Helping Earth's Sustainable Management with a Plant

Evidence from pollen analysis of soil sediments indicates that the production of hemp was widespread throughout the UK 800-1800AD. Its greatest peak of usage was up until 100AD, after which other crops were beginning to be developed. In the 16th Century it was widely reintroduced - Henry VIII encouraged farmers to plant the crop widely to provide supplies for the British Navy. Competitive battle ship construction relied on steady supplies of hemp. The Navy would have used it in the production of ensigns, pendants, flags, pennants, sails, rigging and as a sealant on the timber of ships. It is most likely that the paper used for maps, logs and Bibles on-board was also made from hemp. There is even evidence suggesting that the war with America (and Britain) against Napoleon in 1812 was fought over securing control over supplies of Russian hemp! (Crossby, 1965).

The earliest known woven fabric was apparently made from hemp! The Columbia History of the World (1986) suggests that the weaving of hemp fibre began over 10,000 years ago - this was at the same time as pottery making and before metal working began.

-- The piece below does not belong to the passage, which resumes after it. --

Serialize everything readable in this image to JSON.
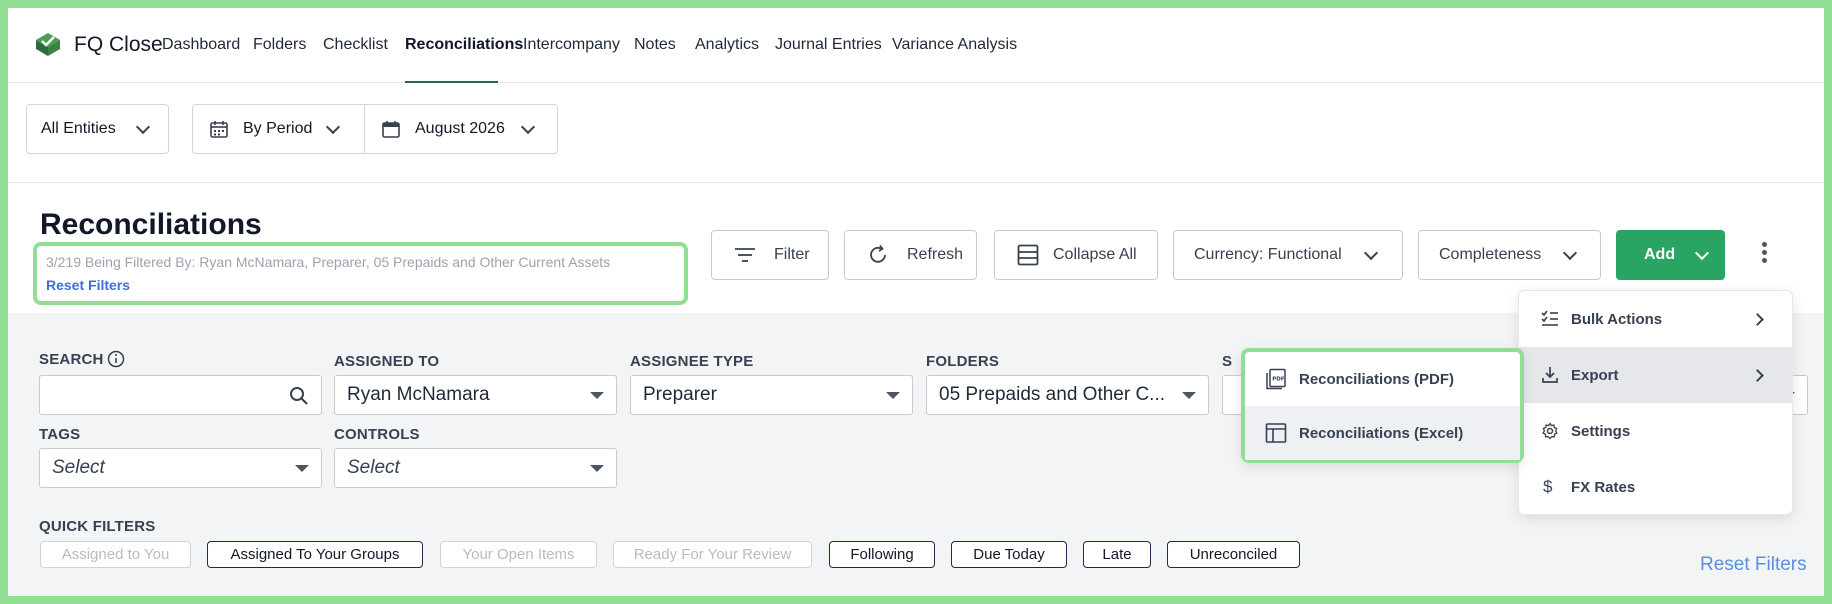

Most of the Bibles in history have been made from hemp. Until the late 1880s, it remained the planet's largest agricultural crop and resource for industry, including the widespread use of hemp oil for oil lamps.

In short, the crop has been grown internationally and extensively for centuries. Even in its psychoactive form, there have been no records of harm to man. On the contrary, it has provided healthy livelihoods and a myriad of products. Communities have relied on it for survival and even to gain power (to enlarge battle fleets). It is still extensively grown in China, Italy and Eastern European countries, although was phased out in North America and Western Europe by the mid-1900s to make way for more profitable synthetic alternatives - the very products with which much of the blame can be laid upon as regards the environmental degradation we are now facing - notably pollution and global climate change.

It is perhaps apt to now quote the infamous hemp supporter and author of The Emperor Wears no Clothes (1984):

'OUR CHALLENGE TO THE WORLD : TRY TO PROVE US WRONG... If all fossil fuels and their derivatives, as well as the deforestation of trees for paper and agriculture are banned from use in order to save the planet and reverse the greenhouse effect:
Then there is only one known renewable natural resource able to provide the overall majority of our paper, textiles and food, meet all the world's transportation, home and energy industrial needs, reduce pollution, rebuild the soil and clean the atmosphere - all at the same time - our old stand-by that did it all before : Cannabis Hemp ... Marijuana!' (Jack Herer, 1993)